Luckily, I do actually have a few relatives in the city (a cousin on each side of my family), so we got to see the city from the perspective of a local. For this trip we decided to stay with my cousin Chris, who is a full professor at NYU (he seemed like a better option then my cousin who is trying to make it in musical theater). Chris lives in a "Faculty Housing" apartment building in Manhattan. And his apartment provided the most important lesson we learned about living in Manhattan... mainly that real-estate is insanely expensive.
His apartment is on the 14th floor of a giant apartment building from the 60's. He has a pretty basic 1-bedroom place that has remained completely un-renovated since it was built. That means he has some pretty retro-fantastic kitchen cabinets and flooring. His place also boasts an amazing view (the two buildings under construction are the new World Trade Centres).
The high cost of space also means that everywhere is absolutely packed with buildings. From my tour of European cities I'd come to expect broad avenues and large expanses from which I could take my touristic photos of Notre Dame or Buckingham Palace. Those expanses may exist in New York... but most of my photos were taken from pretty cramped locations.
However, that does not mean that the city is devoid of parks, in fact we started having to change our navigation routes simply to avoid stopping at a playground.

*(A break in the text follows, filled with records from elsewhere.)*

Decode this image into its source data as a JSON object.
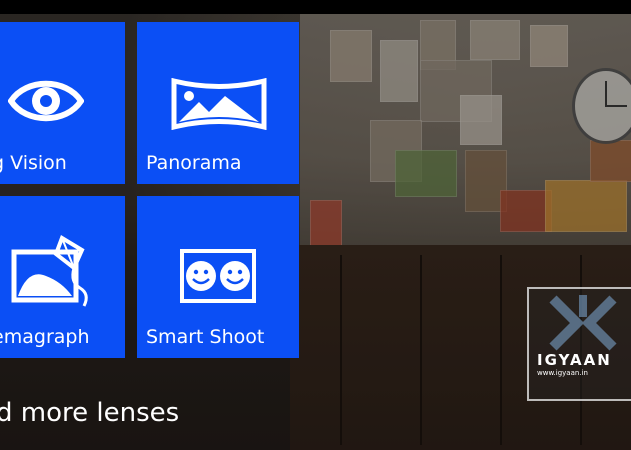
{
  "lenses": [
    {
      "label": "ng Vision",
      "icon": "eye-icon"
    },
    {
      "label": "Panorama",
      "icon": "panorama-icon"
    },
    {
      "label": "nemagraph",
      "icon": "cinemagraph-icon"
    },
    {
      "label": "Smart Shoot",
      "icon": "smiley-faces-icon"
    }
  ],
  "footer": {
    "link": "d more lenses"
  },
  "watermark": {
    "name": "IGYAAN",
    "url": "www.igyaan.in"
  },
  "colors": {
    "tile": "#0b4ff5",
    "text": "#ffffff"
  }
}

Despite our best efforts, we still managed to visit quite a few playgrounds.
To finish off, here's a picture of Nikolai looking over the Lego recreation of the Rockefeller Center (I never did manage to get a whole picture of the real life version, as there was always too many people blocking my view.)